Auditors find conflict of interest in OHS project
Every year, all school districts in Minnesota are required to have an independent financial audit, which is then submitted to the Minnesota Department of Education and the Office of the State Auditor.
It’s designed, of course, to prevent mishandling of public funds.
This year, in typical fashion, Owatonna Public Schools received a “clean” audit report, according to the auditing firm of CliftonLarsonAllen.
There were, however, two compliance issues related to Minnesota state law.
Not only was it unusual – it was a complete about-face from previous reviews of the books.
It was enough to prompt Owatonna School Board Chairman Mark Sebring to make a statement following the presentation of audit results.
“This year there were two findings, and both have been addressed,” he said. “Every year, the district has been involved with Mohs Contracting, and three things have happened. Both our business manager and board member Jolayne Mohs – who is married to (owner) Scott Mohs – have clearly indicated a potential conflict of interest to the public and to the auditor.
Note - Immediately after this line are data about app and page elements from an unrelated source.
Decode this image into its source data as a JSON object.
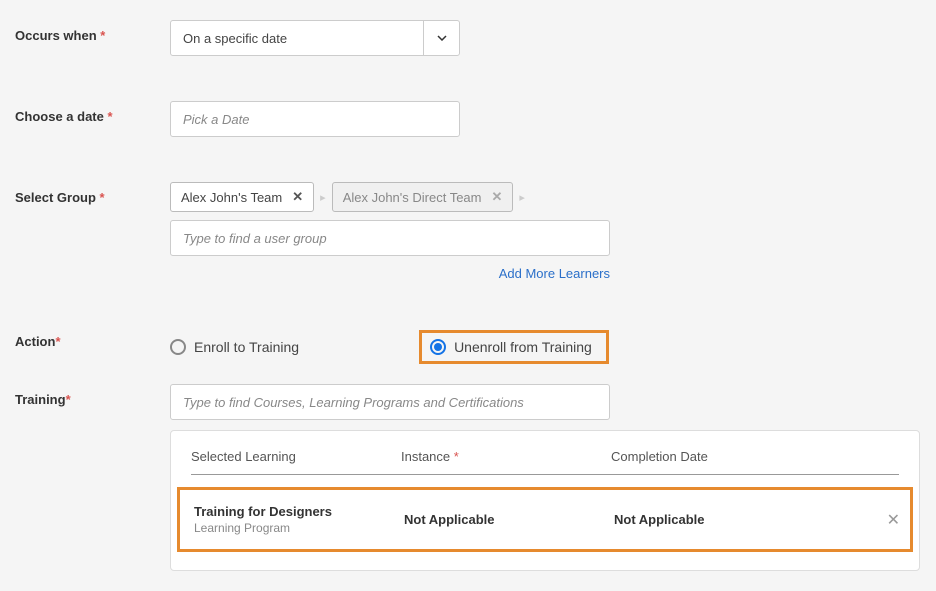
{
  "labels": {
    "occurs_when": "Occurs when",
    "choose_date": "Choose a date",
    "select_group": "Select Group",
    "action": "Action",
    "training": "Training",
    "asterisk": "*"
  },
  "occurs_when": {
    "selected": "On a specific date"
  },
  "date": {
    "placeholder": "Pick a Date"
  },
  "group": {
    "tags": [
      {
        "label": "Alex John's Team",
        "removable": true
      },
      {
        "label": "Alex John's Direct Team",
        "removable": false
      }
    ],
    "search_placeholder": "Type to find a user group",
    "add_more_label": "Add More Learners"
  },
  "action": {
    "options": {
      "enroll": "Enroll to Training",
      "unenroll": "Unenroll from Training"
    },
    "selected": "unenroll"
  },
  "training_search": {
    "placeholder": "Type to find Courses, Learning Programs and Certifications"
  },
  "training_table": {
    "headers": {
      "selected_learning": "Selected Learning",
      "instance": "Instance",
      "completion_date": "Completion Date"
    },
    "row": {
      "title": "Training for Designers",
      "subtitle": "Learning Program",
      "instance": "Not Applicable",
      "completion_date": "Not Applicable"
    }
  }
}
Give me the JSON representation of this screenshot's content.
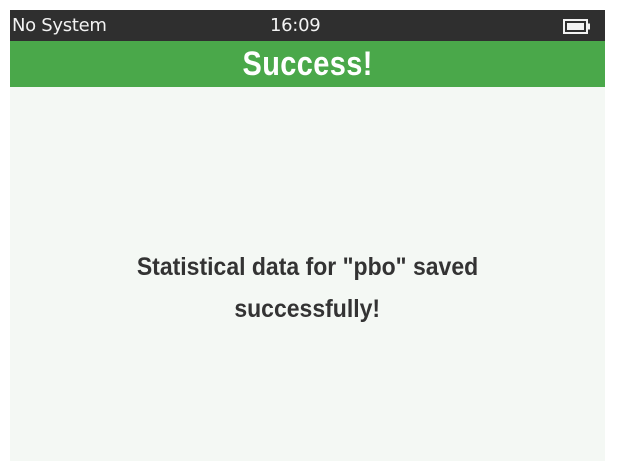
{
  "status_bar": {
    "system": "No System",
    "time": "16:09",
    "battery_icon": "battery-full-icon"
  },
  "header": {
    "title": "Success!"
  },
  "message": {
    "line1": "Statistical data for \"pbo\" saved",
    "line2": "successfully!"
  },
  "colors": {
    "status_bar": "#2f2f2f",
    "header": "#4aa84a",
    "background": "#f4f8f4",
    "text": "#333333"
  }
}
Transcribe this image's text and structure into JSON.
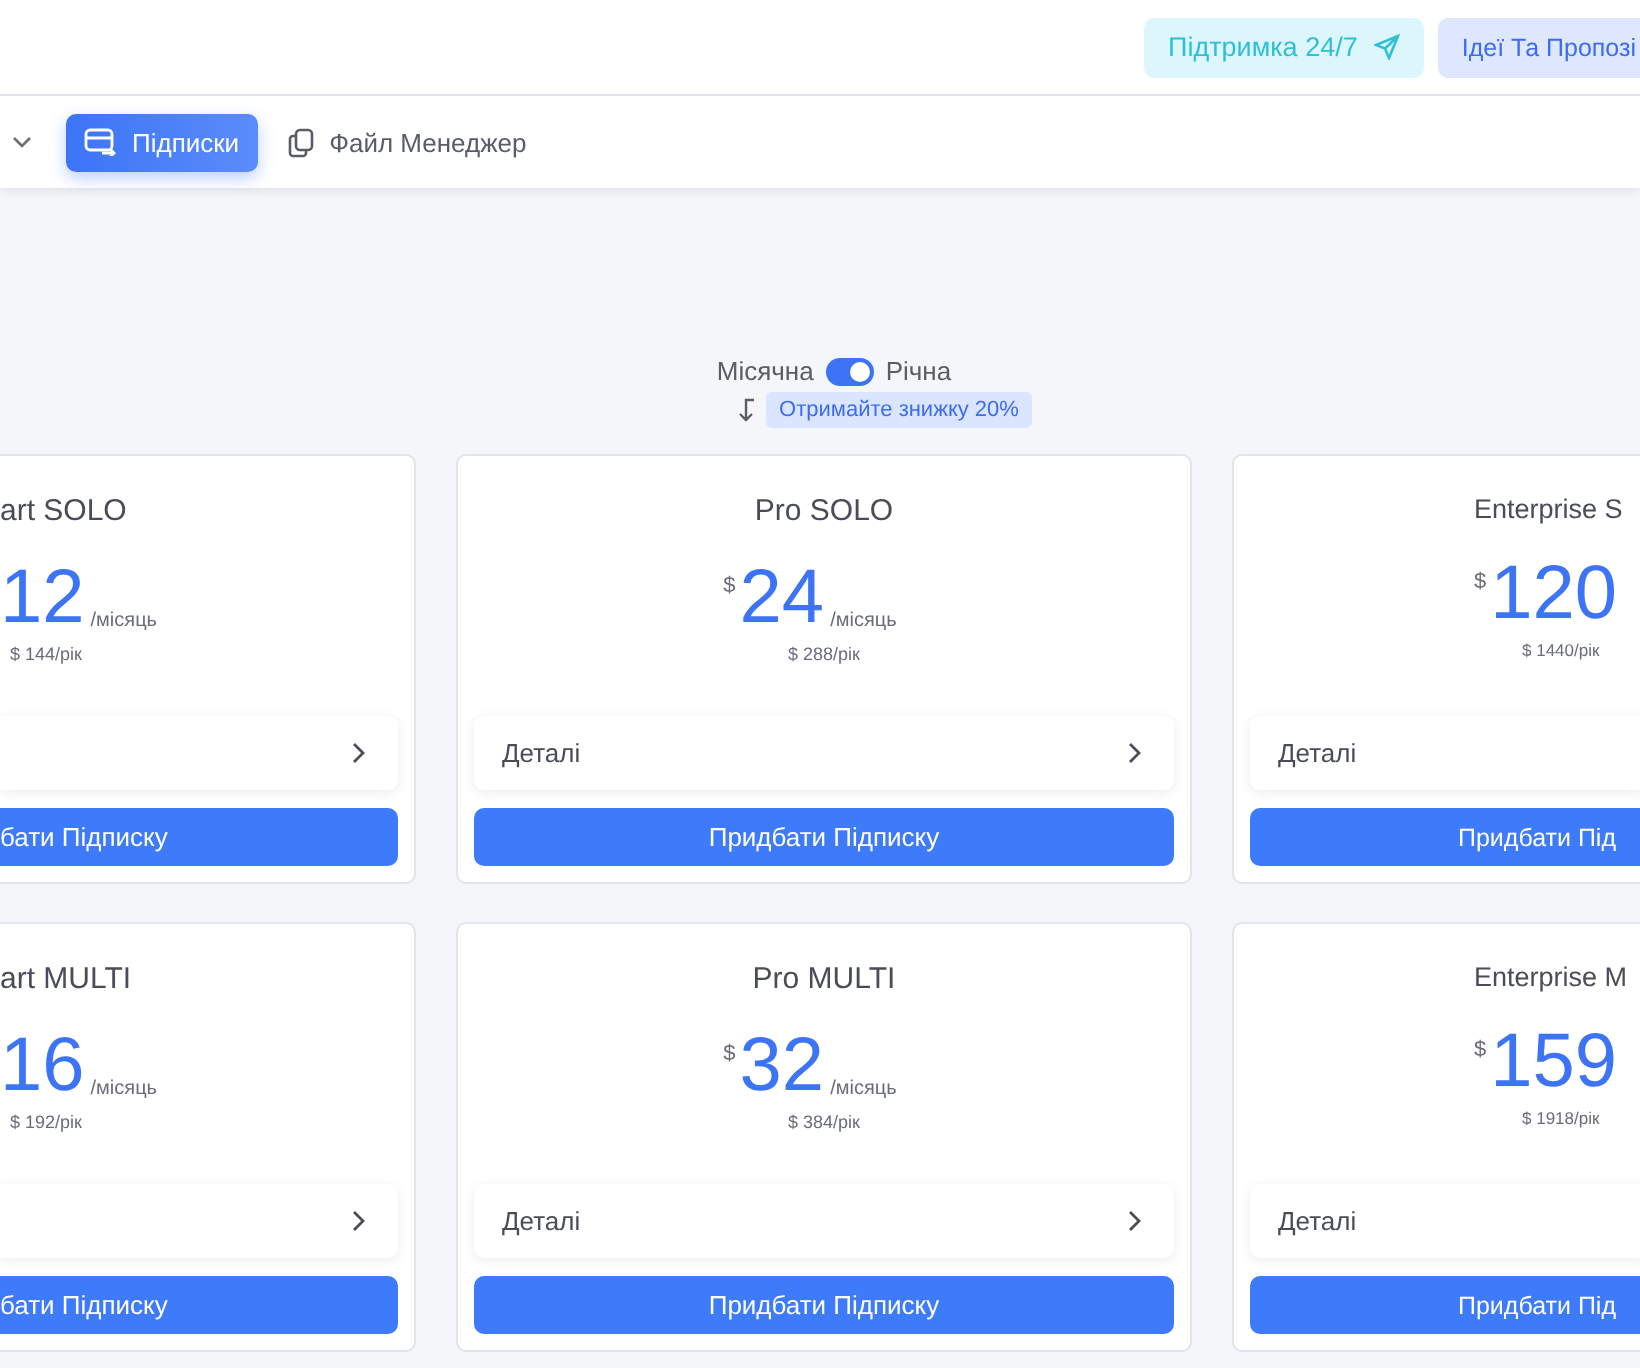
{
  "header": {
    "support_button": "Підтримка 24/7",
    "ideas_button": "Ідеї Та Пропозі"
  },
  "nav": {
    "items": [
      {
        "label": "Підписки",
        "selected": true,
        "kind": "card"
      },
      {
        "label": "Файл Менеджер",
        "selected": false,
        "kind": "files"
      }
    ]
  },
  "billing": {
    "monthly_label": "Місячна",
    "yearly_label": "Річна",
    "yearly_on": true,
    "discount_badge": "Отримайте знижку 20%"
  },
  "plan_rows": [
    {
      "plans": [
        {
          "title": "art SOLO",
          "price": "12",
          "period": "/місяць",
          "yearly": "$ 144/рік",
          "buy": "бати Підписку"
        },
        {
          "title": "Pro SOLO",
          "currency": "$",
          "price": "24",
          "period": "/місяць",
          "yearly": "$ 288/рік",
          "details": "Деталі",
          "buy": "Придбати Підписку"
        },
        {
          "title": "Enterprise S",
          "currency": "$",
          "price": "120",
          "yearly": "$ 1440/рік",
          "details": "Деталі",
          "buy": "Придбати Під"
        }
      ]
    },
    {
      "plans": [
        {
          "title": "art MULTI",
          "price": "16",
          "period": "/місяць",
          "yearly": "$ 192/рік",
          "buy": "бати Підписку"
        },
        {
          "title": "Pro MULTI",
          "currency": "$",
          "price": "32",
          "period": "/місяць",
          "yearly": "$ 384/рік",
          "details": "Деталі",
          "buy": "Придбати Підписку"
        },
        {
          "title": "Enterprise M",
          "currency": "$",
          "price": "159",
          "yearly": "$ 1918/рік",
          "details": "Деталі",
          "buy": "Придбати Під"
        }
      ]
    }
  ]
}
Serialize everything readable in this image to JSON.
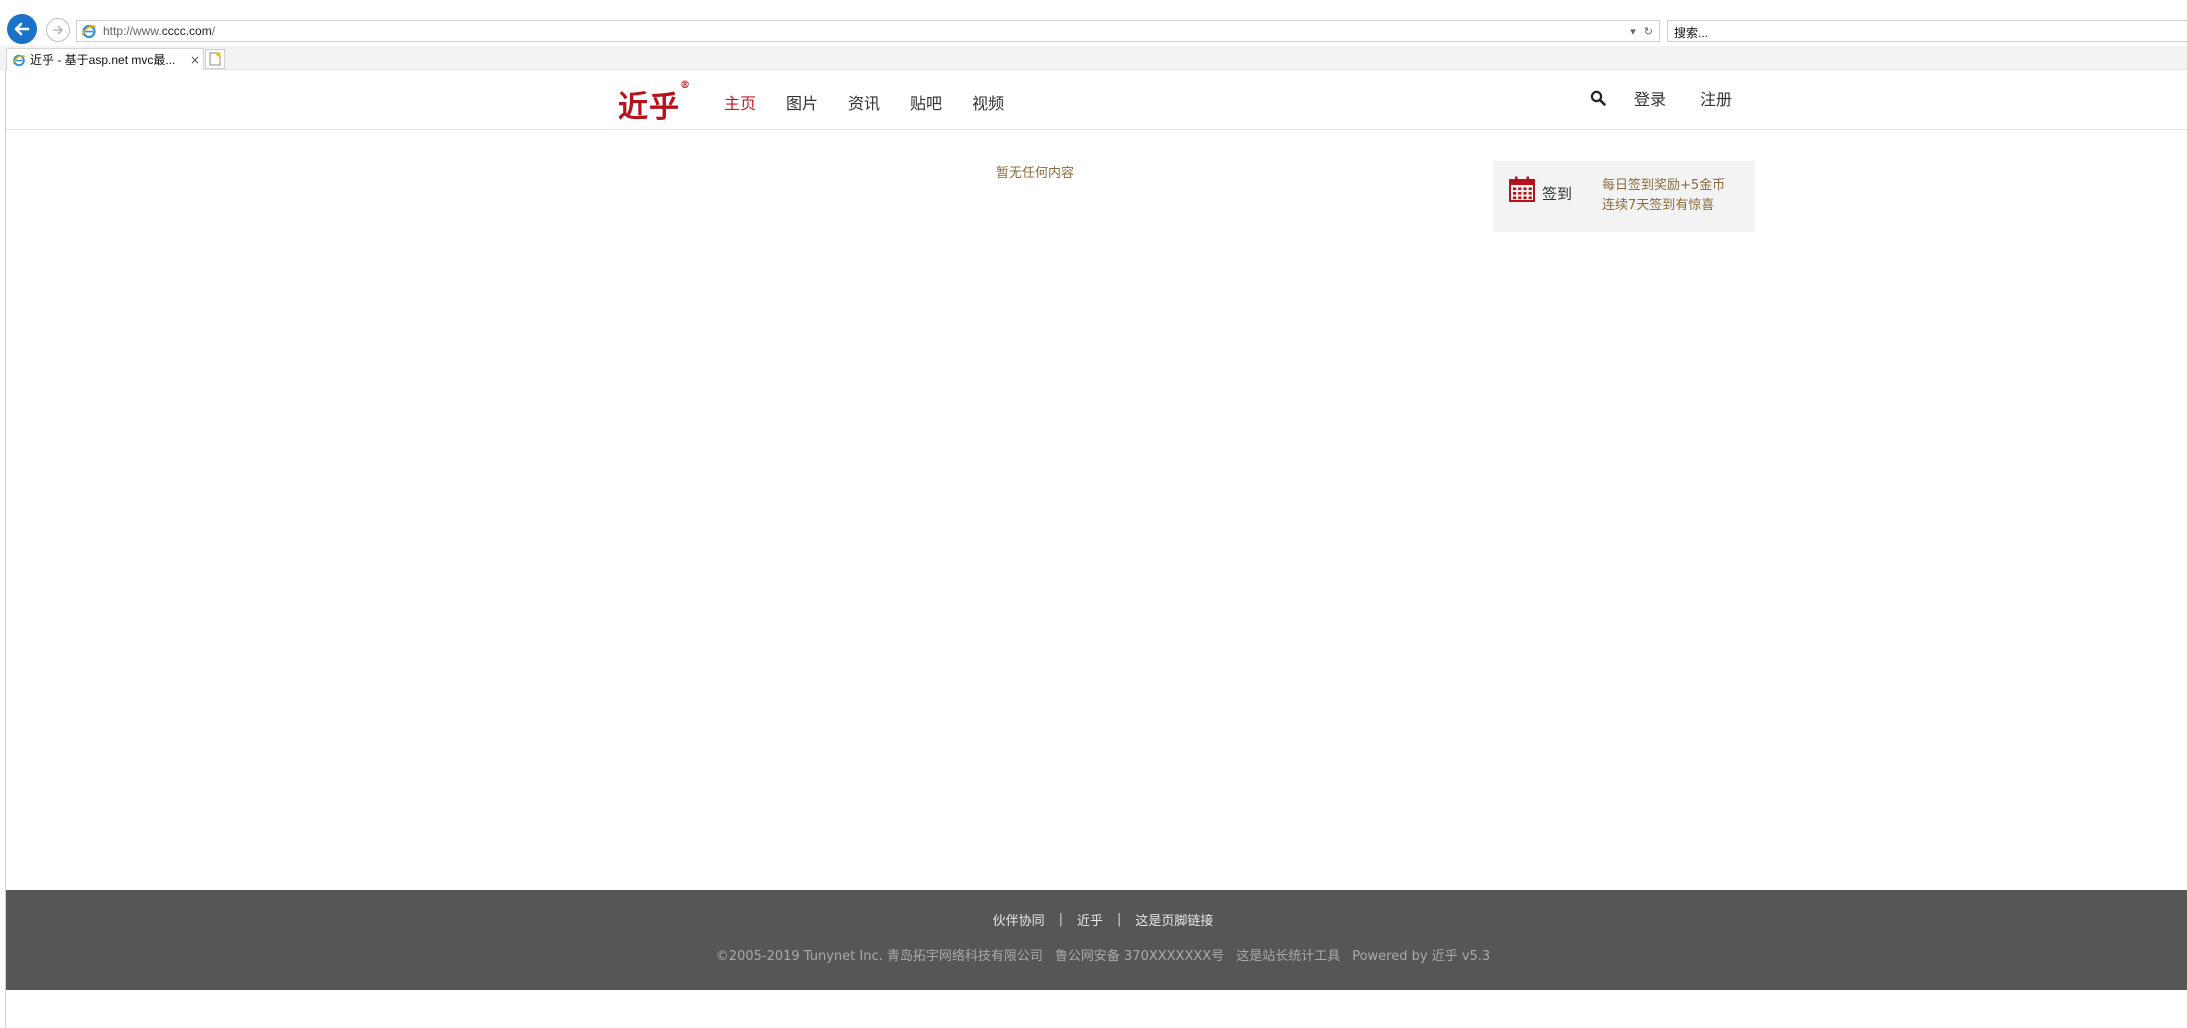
{
  "browser": {
    "url_prefix": "http://www.",
    "url_domain": "cccc.com",
    "url_suffix": "/",
    "search_placeholder": "搜索...",
    "tab_title": "近乎 - 基于asp.net mvc最...",
    "tab_close": "×",
    "addr_dropdown": "▾",
    "addr_refresh": "↻"
  },
  "header": {
    "logo": "近乎",
    "logo_mark": "®",
    "nav": [
      {
        "label": "主页",
        "active": true
      },
      {
        "label": "图片"
      },
      {
        "label": "资讯"
      },
      {
        "label": "贴吧"
      },
      {
        "label": "视频"
      }
    ],
    "login": "登录",
    "register": "注册"
  },
  "main": {
    "empty_text": "暂无任何内容"
  },
  "sign_in": {
    "label": "签到",
    "line1": "每日签到奖励+5金币",
    "line2": "连续7天签到有惊喜"
  },
  "footer": {
    "links": [
      "伙伴协同",
      "近乎",
      "这是页脚链接"
    ],
    "separator": "|",
    "copyright": "©2005-2019 Tunynet Inc. 青岛拓宇网络科技有限公司",
    "icp": "鲁公网安备 370XXXXXXX号",
    "stats": "这是站长统计工具",
    "powered": "Powered by 近乎 v5.3"
  },
  "colors": {
    "brand_red": "#b5121b",
    "nav_active": "#c81623",
    "note_brown": "#8b6b3a",
    "footer_bg": "#565656",
    "ie_blue": "#1a73c8"
  }
}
“In the past, our auditor, CliftonLarsonAllen, has not identified the conflict as an issue to be addressed, and Jolayne has abstained from voting on any relevant contracts,” Sebring said.
But this year CLA changed its interpretation of the state statute and identified the potential conflict as an issue.
“We immediately addressed this with Mohs Contracting, and mutually agreed that Mohs should resign from further work with Owatonna Public Schools while Jolayne continues to serve on the board,” Sebring said.
That includes its work on the construction of the new high school; Mohs Contracting was hired to do the finish carpentry and exterior outbuildings.
“Kraus Anderson, our construction manager on the high school, has reassigned the work, and is confident the work will be completed with fidelity and within budget,” he said.
“We’re confused about why the auditor changed their prior interpretation of the statute, we’re happy to comply, and with this new finding, we appreciate the outside review to ensure we’re on track, in compliance and transparent with the community,” Sebring continued.
“We look forward to completing and celebrating the opening of our new high school in the fall of 2023,” he said.
Mohs did not address the issue or the board.
As the new building nears completion, the future of the existing high school will get a closer look this week.
The community group tasked with making a recommendation on how best to use the site once all operations are moved to the new school was scheduled to meet Wednesday.
“Our hope is to get through the proposal and really have some earnest discussion with our community members that are serving on the task force, to provide some guidance and advice,” said Superintendent Jeff Elstad.
In late October, an East Coast development company submitted a proposal for review. Now it’s up to the local task force to ensure any ideas presented meet the criteria already established for any potential uses – including it being beneficial for the community and the neighborhood, among other requirements.
Elstad said the eventual recommendation will be made in early 2023.
Also in 2023, he will likely be testifying before the Minnesota Legislature in its upcoming session.
“Sen. (John) Jasinski has already tapped me on the shoulder to potentially present on our bond request that will be looking to partner with Riverland Community College for a mechatronics lab on Riverland campus,” Elstad said.
Jasinski, R-Faribault, has been named deputy minority leader in the Minnesota Senate, “so that’s very helpful and good representation for our area,” he said.
In a final order of business at Monday night’s meeting, school board members approved gifts to the district, including $50,000 from the ISD 761 Foundation.
It’s the annual installment for a pledge of $250,000 – a number that’s being matched by the Owatonna Foundation.
“About two years, the ISD 761 Foundation and the Owatonna Foundation came together to provide funding for a community room space at the new high school, which will be named the Foundation Room,” Elstad said.
The 2,400-square-foot room will be on the east side of the building, near the new high school’s activities entrance. There will also be access to the outdoor courtyard between the school and the football stadium.
The Foundation Room may be used for community gatherings of all kinds, as well as a classroom. It will feature a dividing wall, designed to maximize its usefulness and flexibility, as well as provide collaborative opportunities.
“It’s a great partnership,” Elstad said. “I talk with other districts and communities around the state, and this level of commitment from both foundations in our community” is uncommon.